» What the exercise asks:
Retype the entries exactly. Include every line.

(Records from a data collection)

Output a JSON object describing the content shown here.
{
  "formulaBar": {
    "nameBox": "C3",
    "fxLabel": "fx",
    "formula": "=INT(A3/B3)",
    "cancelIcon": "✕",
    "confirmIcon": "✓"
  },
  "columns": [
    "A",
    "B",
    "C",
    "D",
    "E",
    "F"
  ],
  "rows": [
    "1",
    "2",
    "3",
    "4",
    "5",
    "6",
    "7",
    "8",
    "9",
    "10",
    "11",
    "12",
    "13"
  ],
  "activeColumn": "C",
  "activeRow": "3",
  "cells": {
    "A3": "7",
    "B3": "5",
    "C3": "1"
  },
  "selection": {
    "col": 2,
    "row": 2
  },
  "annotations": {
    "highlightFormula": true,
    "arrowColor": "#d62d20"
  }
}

» Answer section:
Output a JSON object describing the content shown here.
{
  "formulaBar": {
    "nameBox": "C3",
    "fxLabel": "fx",
    "formula": "=INT(A3/B3)",
    "cancelIcon": "✕",
    "confirmIcon": "✓"
  },
  "columns": [
    "A",
    "B",
    "C",
    "D",
    "E",
    "F"
  ],
  "rows": [
    "1",
    "2",
    "3",
    "4",
    "5",
    "6",
    "7",
    "8",
    "9",
    "10",
    "11",
    "12",
    "13"
  ],
  "activeColumn": "C",
  "activeRow": "3",
  "cells": {
    "A3": "7",
    "B3": "5",
    "C3": "1"
  },
  "selection": {
    "col": 2,
    "row": 2
  },
  "annotations": {
    "highlightFormula": true,
    "arrowColor": "#d62d20"
  }
}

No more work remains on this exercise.